The "gig economy" works in large part by employing independent contractors instead of employees in order to keep costs down. That has led to some headaches -- whether or not a worker is an employee or a contractor is a legal determination under the Fair Labor Standards Act. It's not strictly the choice of the employer.
Many of us have, if we’re curious about a particular tax-related issue, consulted the IRS website (www.irs.gov), especially now as the tax year is winding down. We assume that since the content on the site is put out and endorsed by a government agency, it is valid, factual and reliable.
The final stretch to the end of the year is upon us. There are important decisions to make between now and December 31, about such issues as insurance coverage and health savings accounts for 2018, for example. It’s also the time to handle last-minute tax issues that could save you big bucks.
Recently, President Donald Trump released an overview of his proposal for sweeping tax reform. Among the key provisions are:
Earlier this month, consumer credit giant (and one of the “big three” reporting agencies responsible for evaluating the creditworthiness of millions) announced a massive data breach.
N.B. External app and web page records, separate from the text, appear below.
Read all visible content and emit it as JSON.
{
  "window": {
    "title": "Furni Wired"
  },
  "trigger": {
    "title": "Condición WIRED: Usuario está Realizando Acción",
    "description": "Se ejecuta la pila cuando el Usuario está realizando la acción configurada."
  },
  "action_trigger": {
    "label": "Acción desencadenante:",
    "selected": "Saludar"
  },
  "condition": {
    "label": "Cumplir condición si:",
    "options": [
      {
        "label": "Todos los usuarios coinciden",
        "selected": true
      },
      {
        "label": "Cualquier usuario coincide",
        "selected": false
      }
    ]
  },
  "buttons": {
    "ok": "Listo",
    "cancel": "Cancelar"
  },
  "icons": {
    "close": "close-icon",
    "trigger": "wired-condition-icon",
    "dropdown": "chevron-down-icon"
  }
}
Hackers infiltrated the company’s databases, compromising confidential information of an estimated 143 million Americans.
A court case pitting the state of South Dakota against online retailers Wayfair, NewEgg and Overstock is likely to head up to the nation’s highest court on appeal soon. The case, State of South Dakota v. Wayfair Inc., 28160-a-GAS, Supreme Court of South Dakota (Pierre), came down in favor of the Internet sellers who challenged a state law requiring any online retailer who collected more than $100,000 in annual to pay sales taxes on transactions.
Many of us enjoy hobbies in our free time. Whether its crafting or woodworking, building websites or small engine repair, hobbies offer a respite from everyday life in the form of stress relief and building personal skills.
Last week brought a potentially huge development in the long-standing fight against abuses of IRS authority in civil forfeiture cases: The U.S. House of Representatives passed via voice vote the Clyde-Hirsch-Sowers Restraining Excessive Seizure of Property through the Exploitation of Civil asset forfeiture Tools (RESPECT) Act.
State legislatures continue to increase the tax on cigarettes. Alcohol comes up in the sin tax discussion occasionally. The latest in Massachusetts is a proposed tax on sugary drinks, which health advocates argue will lower the rate of type 2 diabetes.
Certain IRS rules sound rather simple. Here is one: Alimony is deductible and the deduction does not have to be itemized. It is a so-called above-the-line deduction.